Junho 17, 2024

Introduction

The rising popularity and potential of cryptocurrencies have attracted the attention of governments and regulators worldwide. Among the various types of cryptocurrencies, stablecoins have gained significant traction due to their relative stability compared to other volatile cryptocurrencies like Bitcoin or Ethereum.

The Need for Stablecoin Regulation

Stablecoins are digital currencies designed to maintain a stable value by pegging them to an underlying asset, such as fiat currency or a commodity. This stability makes them attractive for various use cases, including everyday transactions, remittances, and even as a store of value.However, the unique characteristics of stablecoins and their potential impact on financial systems have sparked concerns regarding consumer protection, financial stability, illicit activities, and monetary policy transmission mechanisms.
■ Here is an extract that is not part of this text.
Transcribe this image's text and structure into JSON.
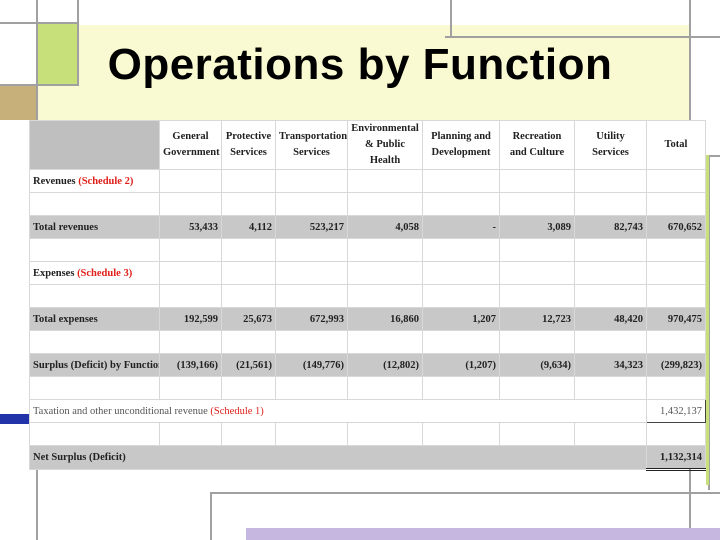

These concerns have led regulators to focus on implementing appropriate regulations to address potential risks.

Challenges in Regulating Stablecoins

The regulatory landscape for stablecoins is complex and presents challenges due to their global nature, decentralized infrastructure, and technological advancements. Achieving a balance between fostering innovation and mitigating risks is crucial for regulators.

1. Regulatory Clarity

One of the primary challenges in stablecoin regulation is achieving clear and consistent rules across jurisdictions. The absence of standardized regulations can hinder the growth and adoption of stablecoins, as companies may face legal uncertainties and compliance burdens.

2. Classification

Determining the appropriate classification of stablecoins is crucial for defining the regulatory framework they fall under. Stablecoins can be classified as payment tokens, securities, commodities, or e-money, depending on their characteristics and underlying assets. This classification determines the applicable rules and regulations.

3. AML/KYC Compliance

Stablecoins’ potential for facilitating anonymous transactions raises concerns about money laundering and terrorist financing risks. Regulators must ensure that stablecoin issuers and service providers implement robust anti-money laundering (AML) and Know Your Customer (KYC) measures to mitigate these risks.

4. Financial Stability Risks

Stablecoins’ widespread adoption and potential to disrupt traditional financial systems have led regulators to address the potential risks they pose to financial stability. Centralized stablecoins backed by fiat currency reserves may face credit, liquidity, and solvency risks, requiring appropriate safeguards and capital requirements.

Conclusion

Regulating stablecoins is a complex task that requires striking a balance between fostering innovation and safeguarding financial systems. Achieving regulatory clarity, defining appropriate classifications, ensuring AML/KYC compliance, and mitigating financial stability risks are crucial steps for stablecoin regulations. Coordinated efforts among global regulators are essential to navigate the legal and regulatory challenges in the evolving cryptocurrency space.